» **Task directions**: Wherever a line in the data holds the word "Python", pull that line out.
Raw data Block Start
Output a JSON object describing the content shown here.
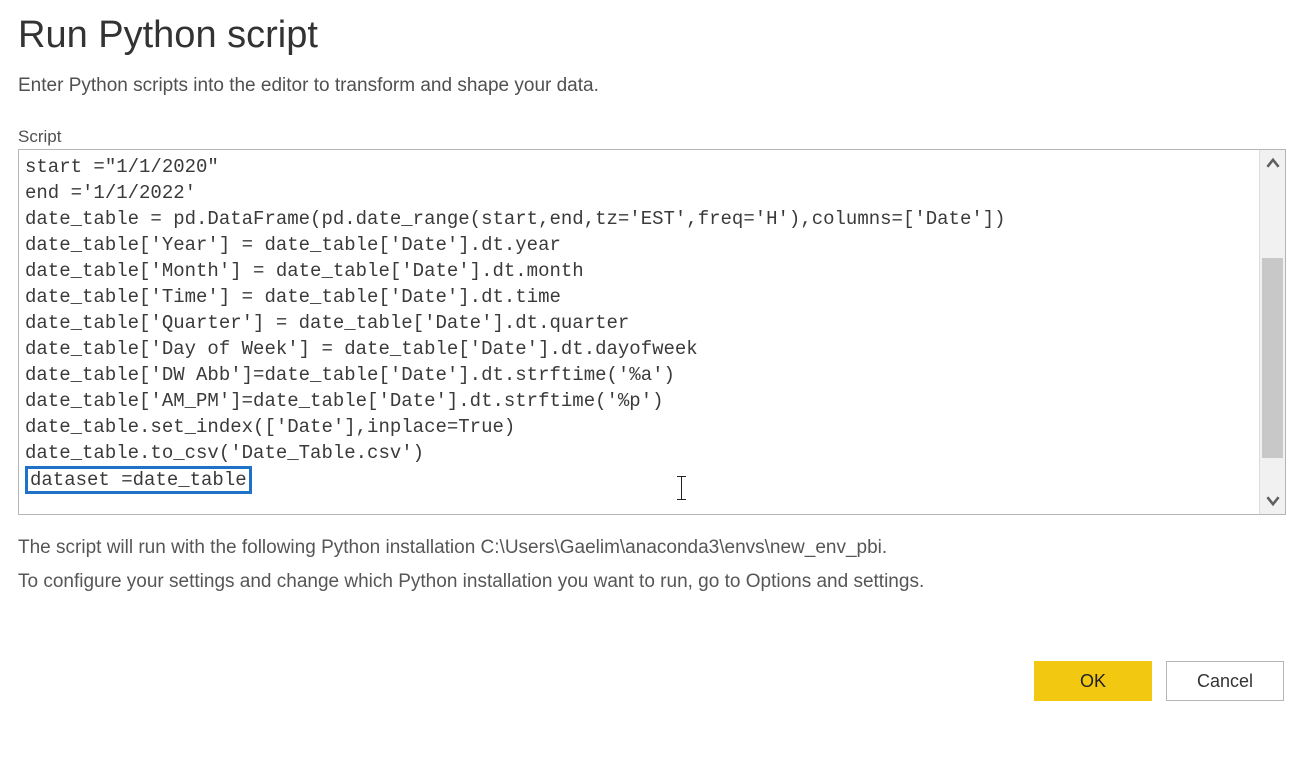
{
  "dialog": {
    "title": "Run Python script",
    "subtitle": "Enter Python scripts into the editor to transform and shape your data.",
    "script_label": "Script",
    "script_lines": [
      "start =\"1/1/2020\"",
      "end ='1/1/2022'",
      "date_table = pd.DataFrame(pd.date_range(start,end,tz='EST',freq='H'),columns=['Date'])",
      "date_table['Year'] = date_table['Date'].dt.year",
      "date_table['Month'] = date_table['Date'].dt.month",
      "date_table['Time'] = date_table['Date'].dt.time",
      "date_table['Quarter'] = date_table['Date'].dt.quarter",
      "date_table['Day of Week'] = date_table['Date'].dt.dayofweek",
      "date_table['DW Abb']=date_table['Date'].dt.strftime('%a')",
      "date_table['AM_PM']=date_table['Date'].dt.strftime('%p')",
      "date_table.set_index(['Date'],inplace=True)",
      "date_table.to_csv('Date_Table.csv')"
    ],
    "highlighted_line": "dataset =date_table",
    "info_line1": "The script will run with the following Python installation C:\\Users\\Gaelim\\anaconda3\\envs\\new_env_pbi.",
    "info_line2": "To configure your settings and change which Python installation you want to run, go to Options and settings.",
    "ok_label": "OK",
    "cancel_label": "Cancel"
  }
}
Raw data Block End
» **Answer to this exercise**:
    "title": "Run Python script",
    "subtitle": "Enter Python scripts into the editor to transform and shape your data.",
    "info_line1": "The script will run with the following Python installation C:\\Users\\Gaelim\\anaconda3\\envs\\new_env_pbi.",
    "info_line2": "To configure your settings and change which Python installation you want to run, go to Options and settings.",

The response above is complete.